13 - What fragrance reminds you of home?

Cigarette smoke, lol. 

14 - David W. McFadden once said that books come from books, but are there any other forms that influence your work, whether nature, music, science or visual art?

Music influences my work quite a bit. Or, at least, listening to music can really help get the writing going. I tend to visualise scenes while listening to music. When I was a kid I always made up music videos to my favourite songs. That turned into imagining stories, poems, etc.

Science is also a pretty neat way to get inspired. One of the first songs I ever wrote was about the law of falling bodies.

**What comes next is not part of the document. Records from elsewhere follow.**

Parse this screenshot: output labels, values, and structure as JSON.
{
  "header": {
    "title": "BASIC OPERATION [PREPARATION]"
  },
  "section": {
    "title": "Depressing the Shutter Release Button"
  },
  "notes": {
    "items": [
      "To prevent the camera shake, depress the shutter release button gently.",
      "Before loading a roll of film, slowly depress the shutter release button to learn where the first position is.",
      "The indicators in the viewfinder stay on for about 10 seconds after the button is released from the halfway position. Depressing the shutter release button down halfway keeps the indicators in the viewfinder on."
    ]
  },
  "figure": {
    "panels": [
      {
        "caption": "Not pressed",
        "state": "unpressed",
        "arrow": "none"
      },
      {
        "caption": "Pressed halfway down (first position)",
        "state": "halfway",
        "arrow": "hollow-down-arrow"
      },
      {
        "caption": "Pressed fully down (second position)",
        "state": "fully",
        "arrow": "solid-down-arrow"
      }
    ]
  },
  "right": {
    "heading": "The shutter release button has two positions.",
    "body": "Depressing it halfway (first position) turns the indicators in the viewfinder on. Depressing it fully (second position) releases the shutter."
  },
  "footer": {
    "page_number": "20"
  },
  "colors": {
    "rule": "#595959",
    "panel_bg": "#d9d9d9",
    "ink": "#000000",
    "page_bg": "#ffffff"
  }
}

15 - What other writers or writings are important for your work, or simply your life outside of your work?

Anne Carson is one of my favourites. I return to her work quite a bit.

Any and all writing is important to me, though. Sometimes I read a news article and end up writing a poem about it. Or I might obsess over a comic book as a way to chill out after too much intellectual work.

16 - What would you like to do that you haven't yet done?

In writing? I wanna write a novel and a full-length screenplay.

17 - If you could pick any other occupation to attempt, what would it be? Or, alternately, what do you think you would have ended up doing had you not been a writer?

Recently I’ve been working on my career in the film industry. I think this is a common story for writers: we supplement our income through various other jobs. Vocationally, writing always calls me back, though. It’s also nice that music and comedy scratch my ‘writing itch’ when I’m not actively working on poetry. 

And I think the next occupation I’ll attempt will be something in the social work or psychology realm.

18 - What made you write, as opposed to doing something else?

In school, people always told me I was good at writing, and teachers encouraged me. Ironically, people also loved to tell me not to pursue writing as a career since “you can’t make money doing that!” Even cab drivers, upon hearing that I was studying English in university, would say, “So you’re going to be an English teacher?” and when I would answer, “No, a writer,” they would laugh at me.

This friction between what I was good at and what I was ‘expected’ to do for money was frustrating but also made me very stubborn about accomplishing my writing goals.

19 - What was the last great book you read? What was the last great film?

I read No Bad Parts by Richard Schwartz and it was kinda life-changing.

And I’ve watched a lot of great films recently so it’s hard to choose. I think Aftersun (dir. Charlotte Wells) is a masterpiece, though; I was messed up for a whole week after watching it.

20 - What are you currently working on?

I’m writing a manuscript of poems about childfree women. It’s sort of transforming into a book about nonconformity and cognitive dissonance. I’m letting the poems take me where they wanna go…

12 or 20 (second series) questions;

No comments: